There are lots of methods that this investigator can gain the mobile forensic skills needed to not only offload the info from the smartphone or some other digital device. They could even actually get a UFED and teach themselves, but the downside to that approach is it doesn’t cover key aspects of mobile forensic analysis and how to preserve the chain of evidence that is certainly required for an excellent prosecution.

One of the best choices for mobile forensics training is to enroll in Cellebrite’s UFED training program. The courses may be attended face-to-face or completed online. It consists of three classes: Mobile Forensics Fundamentals, Logical Operator, and Physical Operator. In the final session, students prep for the certification exam and 68dexmpky the test. Nazarian says the entire program takes five days to accomplish from the classroom. Of course, online students proceed at their very own pace. All students take the fundamentals course internet and attend the Logical Operator and Physical Operator courses in person.

Both main courses, Logical Operator and Physical Operator, teach the two primary options for extracting data coming from a mobile phone.

Logical extraction is basically a method of looking at every one of the active information on a system in a faster and even more organized way than if you were to just turn on the phone and commence rifling through every one of the e-mails, texts, search histories, and apps.

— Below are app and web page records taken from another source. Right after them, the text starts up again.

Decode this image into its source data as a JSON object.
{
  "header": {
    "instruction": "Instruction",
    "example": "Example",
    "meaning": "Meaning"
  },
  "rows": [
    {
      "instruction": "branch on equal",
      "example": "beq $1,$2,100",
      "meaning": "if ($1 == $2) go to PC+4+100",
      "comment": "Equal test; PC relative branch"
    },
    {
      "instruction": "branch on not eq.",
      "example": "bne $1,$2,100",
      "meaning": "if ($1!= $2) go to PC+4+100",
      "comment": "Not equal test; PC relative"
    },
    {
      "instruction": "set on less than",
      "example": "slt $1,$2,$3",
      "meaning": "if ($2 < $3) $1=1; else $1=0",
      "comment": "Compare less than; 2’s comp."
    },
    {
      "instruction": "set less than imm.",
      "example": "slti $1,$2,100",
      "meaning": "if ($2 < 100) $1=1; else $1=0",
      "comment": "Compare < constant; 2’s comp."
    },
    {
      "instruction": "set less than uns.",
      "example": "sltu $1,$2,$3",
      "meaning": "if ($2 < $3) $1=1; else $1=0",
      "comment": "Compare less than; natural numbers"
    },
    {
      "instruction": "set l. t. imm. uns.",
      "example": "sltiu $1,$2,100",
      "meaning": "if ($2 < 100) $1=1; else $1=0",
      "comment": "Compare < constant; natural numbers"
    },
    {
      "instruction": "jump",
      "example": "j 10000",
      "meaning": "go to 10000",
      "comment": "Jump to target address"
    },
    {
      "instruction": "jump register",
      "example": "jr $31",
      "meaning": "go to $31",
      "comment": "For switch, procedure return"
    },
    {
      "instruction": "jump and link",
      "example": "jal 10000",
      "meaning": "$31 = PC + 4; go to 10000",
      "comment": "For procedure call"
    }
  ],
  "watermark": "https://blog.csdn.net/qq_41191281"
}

Physical extraction is a bit more involved. It’s the bit-by-bit reimaging of the hard drive and a means of recovering deleted files, photos, texts, along with other data from a subject’s smartphone or some other mobile phone.

Nazarian says Cellebrite’s mobile forensic training is well designed for training criminal investigators to offload data from the field as it was designed by individuals with backgrounds in police force and forensics. “All of our instructors have got a blended background,” he explains. “So together with providing the tools and technology to help you mobile forensics practitioners extract and analyze data from smart phones, we are also providing an official certification to make certain that they not simply know ways to use the tools properly but understand the best practices for evidence collection for preservation and issues related to chain of custody so that the work they generally do is most likely to operate in the court.”